All of those you can do, and they’re great. But every guitarist knows that without working on the fundamentals, all you’ll be doing is learning a couple of riffs, not really understanding your instrument. That’s where the Guitarcade comes in. It’s a list of minigames that each work on a particular set of technical skills, such as slides, scales or bends, and make it into a 8-bit arcade game. It’s a sexy idea, and one that has paid off in tighter chords and less bruised fingertips.
I could probably go on about this game all day, but you already know if you’re going to play it or not. To be honest, if you haven’t already bought it and loved it, I’m sort of wasting my breath. But I don’t care; I’ve had more fun with this game than almost anything else this year, and gained a new appreciation for Kurt Cobain’s mighty sting-bending fingers of steel. It’s a rock-and-roll Christmas miracle.
The game that pooped all over my dreams
I’m not going to waste too much of my breath on this scion of the pit, but suffice it to say I rejected any number of merely bad games. No, I reserve my seat in the express plane to hell for the game that was so close to being great that seeing it crash and burn hurts me deeply.
Fuck you, DICE.
I spent a lot of good time with BF3. I’ve got some great stories, like the time I was in a hide-and-seek tank battle with a tenacious bastard around the Grand Bazaar, which I won by hopping out of the burning wreckage of my vehicle just as it was about to explode and ramming an RPG up his gun turret. Or the time I ran from one end of Operation Metro to the other without firing a shot. Or the time I stabbed three guys with mortars one after another without them noticing.
I’d love to be able to tell you similar stories about BF4. It certainly looks great, with its sneakily designed open-ish map structure funneling battle into cunningly-designed kill corridors, along with some of the best dynamic events in any online game (I refuse to use the word Levelution, because I do have some lingering respect for the English language).
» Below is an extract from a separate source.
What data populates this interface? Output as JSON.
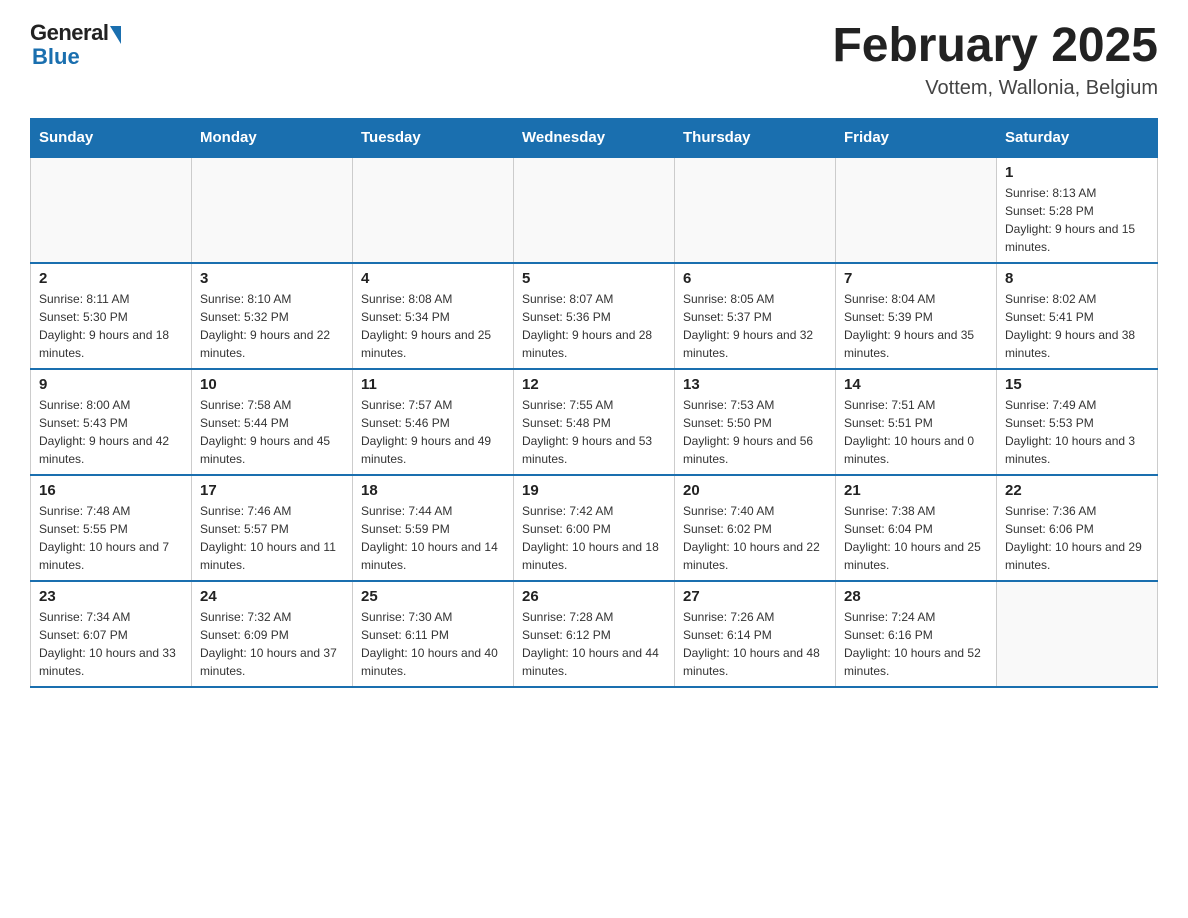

The problem is, I can’t play the damn thing. It’s so fundamentally borked that playing online is absolute torture, and not the fun kind. I can’t count the number of times that I’ll settle into playing a couple of rounds of Conquest, when I’ll be booted after five minutes of getting killed by invincible glitching super-soldiers.
And guess what? The progression system has been turned into micro-transaction heaven, with many of the attachments stuck inside treasure boxes.
Nope. Sorry, shootmans, I’ve got some self-respect. It may be a small, shivering vole-like creature, but it’s all I’ve got, and there’s no way I’m wasting it waiting for you to patch your product that I paid full price for into a vaguely playable shape.